The first few hours in my new country consisted of commenting about the humid heat, being relieved to have wifi at the airport and being picked up by the Progressio staff to be told we will be involved in some exciting ice-breakers.

For me, the word ice-breaker naturally makes me groan and fills me with sweats of anticipation of what on earth are people going to make me do. However, I do understand the importance of them, especially when there is an apparent language barrier and you know the successfulness of your project depends on the entire team working well. It is also worth noting, ice-breakers provide a platform in which friendships can be made through shared silly experiences. 

When we arrived to El Hatillo for our orientation training, the organisers and team leaders had planned many ice-breakers also known as ‘dinamicas’, a word that becomes very familiar, in order for the national and international volunteers to mix. Activities on the first day included playing with water balloons and a modified group game of rock-paper-scissors, which involved Samson, a lion and Delilah. These games were fun, but I am going to explore an alternative ice-breaker, which I feel worked like a charm. A fun but simple game of cards! Cards are universal, it doesn’t matter if you have a language barrier, as long as you can sort of communicate the rules you’re set to go!

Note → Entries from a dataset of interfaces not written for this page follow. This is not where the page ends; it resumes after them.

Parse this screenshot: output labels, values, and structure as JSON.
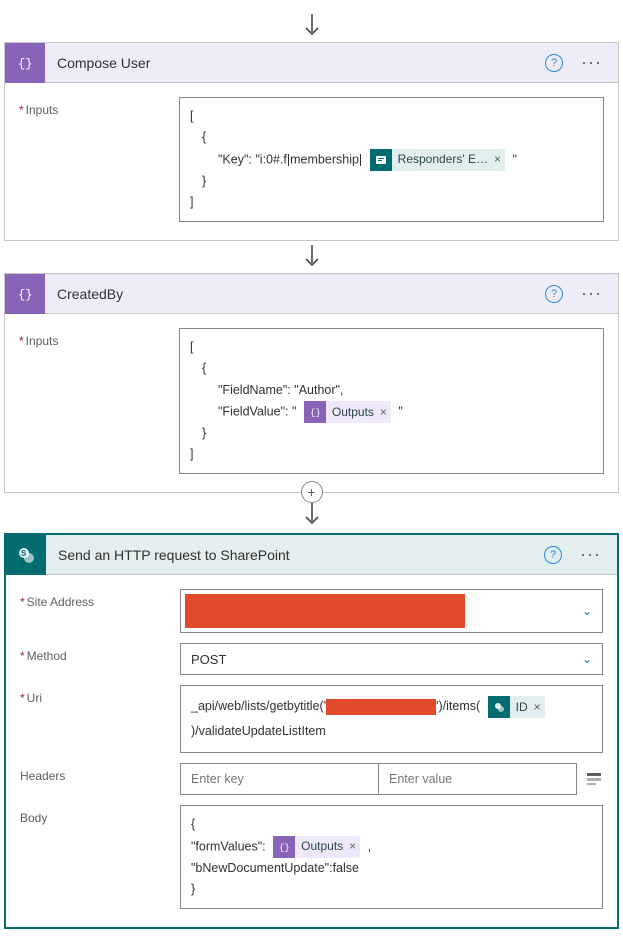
{
  "actions": {
    "compose_user": {
      "title": "Compose User",
      "label_inputs": "Inputs",
      "code": {
        "l1": "[",
        "l2": "{",
        "l3_pre": "\"Key\": \"i:0#.f|membership|",
        "token": "Responders' E…",
        "l3_post": "\"",
        "l4": "}",
        "l5": "]"
      }
    },
    "created_by": {
      "title": "CreatedBy",
      "label_inputs": "Inputs",
      "code": {
        "l1": "[",
        "l2": "{",
        "l3": "\"FieldName\": \"Author\",",
        "l4_pre": "\"FieldValue\": \"",
        "token": "Outputs",
        "l4_post": "\"",
        "l5": "}",
        "l6": "]"
      }
    },
    "http": {
      "title": "Send an HTTP request to SharePoint",
      "labels": {
        "site": "Site Address",
        "method": "Method",
        "uri": "Uri",
        "headers": "Headers",
        "body": "Body"
      },
      "method_value": "POST",
      "uri": {
        "pre": "_api/web/lists/getbytitle('",
        "mid": "')/items(",
        "token": "ID",
        "post": ")/validateUpdateListItem"
      },
      "headers_key_ph": "Enter key",
      "headers_val_ph": "Enter value",
      "body": {
        "l1": "{",
        "l2_pre": "\"formValues\":",
        "token": "Outputs",
        "l2_post": ",",
        "l3": "\"bNewDocumentUpdate\":false",
        "l4": "}"
      }
    }
  },
  "glyphs": {
    "help": "?",
    "dots": "···",
    "close": "×",
    "chev": "⌄",
    "plus": "+"
  }
}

The first night we started with a friendly game, made up with two packs of cards. Laughter erupted pretty soon into the game when we looked into our counterparts’ eyes and called them up on their lie, all the trust already broken but mended with a cheeky smirk. The game was virtually impossible to win, the use of an inappropriate word broke down any barrier with fits of giggles and added to the nationals’ English vocabulary, even if it was for the worst.

UK and national volunteers playing a game of spoons aka ‘cuchara’ during the orientation week.

For the second night, the game changed to spoons. The nationals were pros at this game but it remained unfamiliar to a few of the UK volunteers. Interest soon grew as cards were being thrown around and plastic spoons thrown across while participants desperately try to grab them. By the next night, most volunteers were involved in this game. Our laughter gained momentum to the point in which we were told off. It’s fair to say ‘cuchara’ soon became an important word, thrown about not only to start a game, but even as a friendly pet name. I think by this point, all ice was broken and friendships solidified. 

Written by ICS volunteer Dharel Patel